Instructions for the task => Print every line of the material exactly.

Given records =>

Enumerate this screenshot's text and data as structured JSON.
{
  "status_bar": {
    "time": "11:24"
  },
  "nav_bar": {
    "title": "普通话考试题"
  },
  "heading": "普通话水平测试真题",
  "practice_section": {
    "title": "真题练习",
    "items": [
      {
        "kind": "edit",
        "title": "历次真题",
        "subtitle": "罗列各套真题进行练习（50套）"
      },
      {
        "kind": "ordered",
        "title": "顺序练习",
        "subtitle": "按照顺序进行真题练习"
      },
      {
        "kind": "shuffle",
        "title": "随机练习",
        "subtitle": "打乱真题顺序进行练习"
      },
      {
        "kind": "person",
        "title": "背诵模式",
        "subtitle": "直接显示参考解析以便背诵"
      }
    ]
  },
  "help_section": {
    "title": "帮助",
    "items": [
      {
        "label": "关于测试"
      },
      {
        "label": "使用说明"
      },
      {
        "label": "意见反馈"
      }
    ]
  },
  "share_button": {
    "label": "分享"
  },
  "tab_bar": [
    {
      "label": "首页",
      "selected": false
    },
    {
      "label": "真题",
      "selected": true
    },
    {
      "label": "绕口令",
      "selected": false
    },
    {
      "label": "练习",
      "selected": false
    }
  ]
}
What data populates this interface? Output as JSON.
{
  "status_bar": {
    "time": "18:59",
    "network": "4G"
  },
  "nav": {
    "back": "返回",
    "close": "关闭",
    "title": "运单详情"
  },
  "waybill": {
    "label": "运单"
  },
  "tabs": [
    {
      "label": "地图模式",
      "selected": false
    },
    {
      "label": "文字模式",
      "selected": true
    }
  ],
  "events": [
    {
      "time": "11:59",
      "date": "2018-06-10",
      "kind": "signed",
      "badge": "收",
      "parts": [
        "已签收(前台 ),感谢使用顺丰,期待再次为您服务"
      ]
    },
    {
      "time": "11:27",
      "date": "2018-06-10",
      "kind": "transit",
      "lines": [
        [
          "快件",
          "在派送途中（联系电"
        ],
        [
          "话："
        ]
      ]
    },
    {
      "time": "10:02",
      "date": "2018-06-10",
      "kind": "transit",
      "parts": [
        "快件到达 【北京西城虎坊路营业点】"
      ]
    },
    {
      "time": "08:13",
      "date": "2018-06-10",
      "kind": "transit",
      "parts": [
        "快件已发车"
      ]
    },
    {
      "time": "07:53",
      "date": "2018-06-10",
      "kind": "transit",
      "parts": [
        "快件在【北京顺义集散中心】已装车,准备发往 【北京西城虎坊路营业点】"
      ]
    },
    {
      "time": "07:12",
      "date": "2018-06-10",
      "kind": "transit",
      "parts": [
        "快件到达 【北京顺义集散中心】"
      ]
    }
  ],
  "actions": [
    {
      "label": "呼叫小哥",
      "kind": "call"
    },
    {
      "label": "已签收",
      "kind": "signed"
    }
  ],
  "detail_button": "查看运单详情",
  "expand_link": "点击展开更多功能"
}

Solution below =>
Enumerate this screenshot's text and data as structured JSON.
{
  "status_bar": {
    "time": "11:24"
  },
  "nav_bar": {
    "title": "普通话考试题"
  },
  "heading": "普通话水平测试真题",
  "practice_section": {
    "title": "真题练习",
    "items": [
      {
        "kind": "edit",
        "title": "历次真题",
        "subtitle": "罗列各套真题进行练习（50套）"
      },
      {
        "kind": "ordered",
        "title": "顺序练习",
        "subtitle": "按照顺序进行真题练习"
      },
      {
        "kind": "shuffle",
        "title": "随机练习",
        "subtitle": "打乱真题顺序进行练习"
      },
      {
        "kind": "person",
        "title": "背诵模式",
        "subtitle": "直接显示参考解析以便背诵"
      }
    ]
  },
  "help_section": {
    "title": "帮助",
    "items": [
      {
        "label": "关于测试"
      },
      {
        "label": "使用说明"
      },
      {
        "label": "意见反馈"
      }
    ]
  },
  "share_button": {
    "label": "分享"
  },
  "tab_bar": [
    {
      "label": "首页",
      "selected": false
    },
    {
      "label": "真题",
      "selected": true
    },
    {
      "label": "绕口令",
      "selected": false
    },
    {
      "label": "练习",
      "selected": false
    }
  ]
}
What data populates this interface? Output as JSON.
{
  "status_bar": {
    "time": "18:59",
    "network": "4G"
  },
  "nav": {
    "back": "返回",
    "close": "关闭",
    "title": "运单详情"
  },
  "waybill": {
    "label": "运单"
  },
  "tabs": [
    {
      "label": "地图模式",
      "selected": false
    },
    {
      "label": "文字模式",
      "selected": true
    }
  ],
  "events": [
    {
      "time": "11:59",
      "date": "2018-06-10",
      "kind": "signed",
      "badge": "收",
      "parts": [
        "已签收(前台 ),感谢使用顺丰,期待再次为您服务"
      ]
    },
    {
      "time": "11:27",
      "date": "2018-06-10",
      "kind": "transit",
      "lines": [
        [
          "快件",
          "在派送途中（联系电"
        ],
        [
          "话："
        ]
      ]
    },
    {
      "time": "10:02",
      "date": "2018-06-10",
      "kind": "transit",
      "parts": [
        "快件到达 【北京西城虎坊路营业点】"
      ]
    },
    {
      "time": "08:13",
      "date": "2018-06-10",
      "kind": "transit",
      "parts": [
        "快件已发车"
      ]
    },
    {
      "time": "07:53",
      "date": "2018-06-10",
      "kind": "transit",
      "parts": [
        "快件在【北京顺义集散中心】已装车,准备发往 【北京西城虎坊路营业点】"
      ]
    },
    {
      "time": "07:12",
      "date": "2018-06-10",
      "kind": "transit",
      "parts": [
        "快件到达 【北京顺义集散中心】"
      ]
    }
  ],
  "actions": [
    {
      "label": "呼叫小哥",
      "kind": "call"
    },
    {
      "label": "已签收",
      "kind": "signed"
    }
  ],
  "detail_button": "查看运单详情",
  "expand_link": "点击展开更多功能"
}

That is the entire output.